--- Instructions for the task ---
Your answer should hold all lines of the entries that include the word "наличности".

--- Information provided ---
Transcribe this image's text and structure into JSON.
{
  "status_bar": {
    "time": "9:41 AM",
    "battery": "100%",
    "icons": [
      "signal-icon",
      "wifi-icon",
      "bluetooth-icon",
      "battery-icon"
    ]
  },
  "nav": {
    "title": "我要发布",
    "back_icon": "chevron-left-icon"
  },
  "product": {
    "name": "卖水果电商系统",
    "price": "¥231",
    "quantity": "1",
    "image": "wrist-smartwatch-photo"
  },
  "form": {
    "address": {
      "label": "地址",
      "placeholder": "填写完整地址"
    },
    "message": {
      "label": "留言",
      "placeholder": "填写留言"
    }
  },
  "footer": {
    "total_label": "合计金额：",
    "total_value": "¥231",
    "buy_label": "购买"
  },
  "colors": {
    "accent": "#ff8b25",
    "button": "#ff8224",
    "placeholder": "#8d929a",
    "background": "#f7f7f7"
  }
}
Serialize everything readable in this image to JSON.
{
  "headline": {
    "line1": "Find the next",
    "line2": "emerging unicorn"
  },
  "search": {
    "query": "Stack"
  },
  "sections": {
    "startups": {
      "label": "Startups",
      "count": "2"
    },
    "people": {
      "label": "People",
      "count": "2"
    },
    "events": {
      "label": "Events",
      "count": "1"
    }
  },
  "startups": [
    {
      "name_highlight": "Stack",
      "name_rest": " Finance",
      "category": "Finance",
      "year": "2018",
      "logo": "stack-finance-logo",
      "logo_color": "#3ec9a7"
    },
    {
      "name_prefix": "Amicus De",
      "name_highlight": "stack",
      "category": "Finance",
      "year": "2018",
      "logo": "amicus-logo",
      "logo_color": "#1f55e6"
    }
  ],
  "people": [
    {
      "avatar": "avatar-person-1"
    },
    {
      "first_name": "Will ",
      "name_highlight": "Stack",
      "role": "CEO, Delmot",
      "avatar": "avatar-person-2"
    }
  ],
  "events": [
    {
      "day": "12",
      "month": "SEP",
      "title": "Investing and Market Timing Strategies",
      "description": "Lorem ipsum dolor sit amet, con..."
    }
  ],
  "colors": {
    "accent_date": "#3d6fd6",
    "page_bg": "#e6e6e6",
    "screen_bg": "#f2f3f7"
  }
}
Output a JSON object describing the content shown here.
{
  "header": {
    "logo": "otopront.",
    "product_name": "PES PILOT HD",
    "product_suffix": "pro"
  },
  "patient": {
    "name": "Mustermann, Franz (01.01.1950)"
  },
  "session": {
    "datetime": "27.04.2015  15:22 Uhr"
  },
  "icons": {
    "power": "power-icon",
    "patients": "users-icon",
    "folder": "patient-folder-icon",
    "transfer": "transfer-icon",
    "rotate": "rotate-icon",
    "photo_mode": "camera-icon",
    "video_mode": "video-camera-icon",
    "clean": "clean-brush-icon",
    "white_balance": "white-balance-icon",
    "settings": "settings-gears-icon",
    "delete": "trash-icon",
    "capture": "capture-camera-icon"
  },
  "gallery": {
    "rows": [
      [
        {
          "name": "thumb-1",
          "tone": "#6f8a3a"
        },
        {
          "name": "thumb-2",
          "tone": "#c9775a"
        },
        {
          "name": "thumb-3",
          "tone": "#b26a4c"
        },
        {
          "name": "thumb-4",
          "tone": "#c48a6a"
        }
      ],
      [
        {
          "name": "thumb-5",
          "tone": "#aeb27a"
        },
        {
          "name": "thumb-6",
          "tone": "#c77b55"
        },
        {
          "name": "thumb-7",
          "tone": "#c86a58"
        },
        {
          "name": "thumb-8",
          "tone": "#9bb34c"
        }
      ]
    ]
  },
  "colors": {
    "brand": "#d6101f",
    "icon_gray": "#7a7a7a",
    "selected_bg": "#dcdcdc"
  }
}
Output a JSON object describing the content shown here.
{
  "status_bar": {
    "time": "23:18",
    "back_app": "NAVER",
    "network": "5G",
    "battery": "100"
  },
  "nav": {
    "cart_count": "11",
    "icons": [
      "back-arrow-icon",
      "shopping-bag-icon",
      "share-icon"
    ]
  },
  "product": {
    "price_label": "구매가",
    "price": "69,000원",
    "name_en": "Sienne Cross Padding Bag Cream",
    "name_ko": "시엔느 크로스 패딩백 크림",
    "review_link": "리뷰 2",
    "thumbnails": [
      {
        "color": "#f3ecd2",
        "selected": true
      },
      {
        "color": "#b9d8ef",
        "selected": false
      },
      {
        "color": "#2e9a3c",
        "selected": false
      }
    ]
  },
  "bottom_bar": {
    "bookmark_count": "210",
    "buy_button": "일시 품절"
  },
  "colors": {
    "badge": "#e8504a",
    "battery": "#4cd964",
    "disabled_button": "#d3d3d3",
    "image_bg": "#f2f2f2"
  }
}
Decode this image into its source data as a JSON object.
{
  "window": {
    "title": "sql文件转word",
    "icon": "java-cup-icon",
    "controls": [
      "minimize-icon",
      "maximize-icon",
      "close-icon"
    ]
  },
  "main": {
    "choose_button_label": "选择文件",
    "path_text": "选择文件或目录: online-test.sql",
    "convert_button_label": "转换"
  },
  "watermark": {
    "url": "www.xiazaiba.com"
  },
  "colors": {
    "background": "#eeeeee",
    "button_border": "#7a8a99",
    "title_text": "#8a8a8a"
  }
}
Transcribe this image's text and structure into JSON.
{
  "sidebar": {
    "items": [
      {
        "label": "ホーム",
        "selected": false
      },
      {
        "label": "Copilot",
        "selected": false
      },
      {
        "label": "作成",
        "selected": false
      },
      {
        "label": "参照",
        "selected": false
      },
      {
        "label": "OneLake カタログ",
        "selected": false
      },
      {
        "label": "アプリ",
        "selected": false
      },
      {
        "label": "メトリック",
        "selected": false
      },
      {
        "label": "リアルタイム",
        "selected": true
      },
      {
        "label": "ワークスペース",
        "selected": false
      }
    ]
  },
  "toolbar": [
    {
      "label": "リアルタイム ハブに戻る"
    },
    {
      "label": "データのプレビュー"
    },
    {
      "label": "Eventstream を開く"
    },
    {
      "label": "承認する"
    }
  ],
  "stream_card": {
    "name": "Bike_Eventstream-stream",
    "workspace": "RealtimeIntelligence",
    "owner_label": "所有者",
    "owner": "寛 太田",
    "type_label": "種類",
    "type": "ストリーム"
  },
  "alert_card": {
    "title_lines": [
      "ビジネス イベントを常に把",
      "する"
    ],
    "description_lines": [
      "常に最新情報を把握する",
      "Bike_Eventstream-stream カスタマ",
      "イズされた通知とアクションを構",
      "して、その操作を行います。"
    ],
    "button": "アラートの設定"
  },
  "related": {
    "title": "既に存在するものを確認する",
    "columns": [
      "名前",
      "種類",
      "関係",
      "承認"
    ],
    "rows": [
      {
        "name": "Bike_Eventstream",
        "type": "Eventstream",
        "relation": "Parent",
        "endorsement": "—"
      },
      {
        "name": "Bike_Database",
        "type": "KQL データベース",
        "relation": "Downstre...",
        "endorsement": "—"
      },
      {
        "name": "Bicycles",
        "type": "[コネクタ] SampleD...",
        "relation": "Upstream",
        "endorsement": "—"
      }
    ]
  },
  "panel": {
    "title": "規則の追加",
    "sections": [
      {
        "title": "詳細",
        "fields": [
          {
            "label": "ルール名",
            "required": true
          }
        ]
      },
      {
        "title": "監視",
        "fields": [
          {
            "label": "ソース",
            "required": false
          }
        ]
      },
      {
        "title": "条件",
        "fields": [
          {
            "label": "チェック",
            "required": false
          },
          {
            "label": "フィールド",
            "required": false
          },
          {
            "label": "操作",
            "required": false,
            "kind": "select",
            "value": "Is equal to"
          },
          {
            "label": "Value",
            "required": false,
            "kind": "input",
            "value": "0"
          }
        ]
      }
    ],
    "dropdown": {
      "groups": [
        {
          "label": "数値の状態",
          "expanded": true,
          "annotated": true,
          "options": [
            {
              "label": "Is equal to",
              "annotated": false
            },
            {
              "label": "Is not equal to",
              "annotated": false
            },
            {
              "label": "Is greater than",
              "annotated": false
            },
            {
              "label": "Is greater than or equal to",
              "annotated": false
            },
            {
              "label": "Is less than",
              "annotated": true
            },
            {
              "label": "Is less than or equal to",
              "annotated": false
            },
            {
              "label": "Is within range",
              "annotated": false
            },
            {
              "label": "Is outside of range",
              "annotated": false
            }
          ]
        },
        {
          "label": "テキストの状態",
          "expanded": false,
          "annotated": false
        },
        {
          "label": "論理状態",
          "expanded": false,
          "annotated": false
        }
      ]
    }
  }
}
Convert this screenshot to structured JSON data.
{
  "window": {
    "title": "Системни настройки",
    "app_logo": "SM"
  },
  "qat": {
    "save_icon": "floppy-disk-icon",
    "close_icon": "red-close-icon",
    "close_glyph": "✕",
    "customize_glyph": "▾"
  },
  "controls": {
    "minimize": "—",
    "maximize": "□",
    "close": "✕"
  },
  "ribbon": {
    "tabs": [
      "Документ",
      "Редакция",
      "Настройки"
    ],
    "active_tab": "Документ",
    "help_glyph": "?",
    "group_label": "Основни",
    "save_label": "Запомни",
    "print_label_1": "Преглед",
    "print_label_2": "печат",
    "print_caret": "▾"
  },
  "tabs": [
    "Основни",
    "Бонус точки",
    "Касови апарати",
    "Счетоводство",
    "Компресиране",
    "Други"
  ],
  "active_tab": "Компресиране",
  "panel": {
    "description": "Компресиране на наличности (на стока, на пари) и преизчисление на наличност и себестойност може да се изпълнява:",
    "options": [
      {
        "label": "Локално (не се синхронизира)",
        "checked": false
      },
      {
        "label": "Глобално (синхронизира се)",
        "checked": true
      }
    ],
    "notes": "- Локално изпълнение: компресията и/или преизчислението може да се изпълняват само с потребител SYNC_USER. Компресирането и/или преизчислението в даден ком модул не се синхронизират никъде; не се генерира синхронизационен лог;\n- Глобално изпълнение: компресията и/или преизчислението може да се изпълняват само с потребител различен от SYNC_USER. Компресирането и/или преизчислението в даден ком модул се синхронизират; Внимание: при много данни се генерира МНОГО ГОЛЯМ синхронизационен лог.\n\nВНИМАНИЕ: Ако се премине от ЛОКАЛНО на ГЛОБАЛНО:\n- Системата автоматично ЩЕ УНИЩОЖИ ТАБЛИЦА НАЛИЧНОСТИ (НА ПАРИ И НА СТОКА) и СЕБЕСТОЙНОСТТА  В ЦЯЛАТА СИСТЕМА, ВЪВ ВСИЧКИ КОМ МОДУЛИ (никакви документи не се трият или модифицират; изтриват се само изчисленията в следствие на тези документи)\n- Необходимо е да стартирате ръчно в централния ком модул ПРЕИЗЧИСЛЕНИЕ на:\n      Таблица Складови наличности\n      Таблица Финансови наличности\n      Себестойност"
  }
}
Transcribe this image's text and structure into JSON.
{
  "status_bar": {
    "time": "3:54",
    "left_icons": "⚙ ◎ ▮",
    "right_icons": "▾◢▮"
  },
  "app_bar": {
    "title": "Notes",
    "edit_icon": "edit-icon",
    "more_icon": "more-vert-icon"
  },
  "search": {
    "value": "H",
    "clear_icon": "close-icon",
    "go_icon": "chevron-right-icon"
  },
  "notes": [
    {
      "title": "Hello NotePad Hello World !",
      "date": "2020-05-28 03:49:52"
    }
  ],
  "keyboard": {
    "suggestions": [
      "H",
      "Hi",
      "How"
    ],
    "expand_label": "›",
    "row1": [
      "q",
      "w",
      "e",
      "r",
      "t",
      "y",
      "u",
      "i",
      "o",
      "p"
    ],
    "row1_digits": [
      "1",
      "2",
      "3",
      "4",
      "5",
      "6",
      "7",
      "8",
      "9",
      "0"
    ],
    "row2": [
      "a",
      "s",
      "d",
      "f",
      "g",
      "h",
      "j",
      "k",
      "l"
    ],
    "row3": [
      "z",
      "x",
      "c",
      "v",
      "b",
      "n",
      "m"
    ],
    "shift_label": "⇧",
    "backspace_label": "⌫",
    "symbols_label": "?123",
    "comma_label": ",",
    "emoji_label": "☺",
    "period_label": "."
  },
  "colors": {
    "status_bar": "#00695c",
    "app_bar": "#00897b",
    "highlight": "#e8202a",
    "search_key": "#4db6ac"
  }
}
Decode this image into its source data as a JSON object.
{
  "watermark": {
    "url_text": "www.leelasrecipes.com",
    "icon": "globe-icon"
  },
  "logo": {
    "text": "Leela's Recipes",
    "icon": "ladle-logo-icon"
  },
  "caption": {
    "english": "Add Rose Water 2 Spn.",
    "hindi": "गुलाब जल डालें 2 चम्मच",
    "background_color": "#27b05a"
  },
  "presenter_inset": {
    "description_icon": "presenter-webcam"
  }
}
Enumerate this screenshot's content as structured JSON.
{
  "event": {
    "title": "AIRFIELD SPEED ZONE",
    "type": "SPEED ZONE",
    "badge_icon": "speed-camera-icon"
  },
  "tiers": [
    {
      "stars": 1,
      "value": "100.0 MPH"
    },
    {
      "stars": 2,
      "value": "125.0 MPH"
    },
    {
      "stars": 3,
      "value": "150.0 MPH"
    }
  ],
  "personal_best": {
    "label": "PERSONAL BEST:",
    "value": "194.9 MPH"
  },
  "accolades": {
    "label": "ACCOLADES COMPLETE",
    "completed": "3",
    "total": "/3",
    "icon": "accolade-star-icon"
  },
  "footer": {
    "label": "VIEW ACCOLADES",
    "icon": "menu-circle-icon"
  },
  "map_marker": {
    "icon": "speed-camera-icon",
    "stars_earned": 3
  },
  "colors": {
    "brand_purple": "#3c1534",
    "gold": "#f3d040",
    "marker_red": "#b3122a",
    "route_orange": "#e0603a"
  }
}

--- Answer area ---
    "description": "Компресиране на наличности (на стока, на пари) и преизчисление на наличност и себестойност може да се изпълнява:",
    "notes": "- Локално изпълнение: компресията и/или преизчислението може да се изпълняват само с потребител SYNC_USER. Компресирането и/или преизчислението в даден ком модул не се синхронизират никъде; не се генерира синхронизационен лог;\n- Глобално изпълнение: компресията и/или преизчислението може да се изпълняват само с потребител различен от SYNC_USER. Компресирането и/или преизчислението в даден ком модул се синхронизират; Внимание: при много данни се генерира МНОГО ГОЛЯМ синхронизационен лог.\n\nВНИМАНИЕ: Ако се премине от ЛОКАЛНО на ГЛОБАЛНО:\n- Системата автоматично ЩЕ УНИЩОЖИ ТАБЛИЦА НАЛИЧНОСТИ (НА ПАРИ И НА СТОКА) и СЕБЕСТОЙНОСТТА  В ЦЯЛАТА СИСТЕМА, ВЪВ ВСИЧКИ КОМ МОДУЛИ (никакви документи не се трият или модифицират; изтриват се само изчисленията в следствие на тези документи)\n- Необходимо е да стартирате ръчно в централния ком модул ПРЕИЗЧИСЛЕНИЕ на:\n      Таблица Складови наличности\n      Таблица Финансови наличности\n      Себестойност"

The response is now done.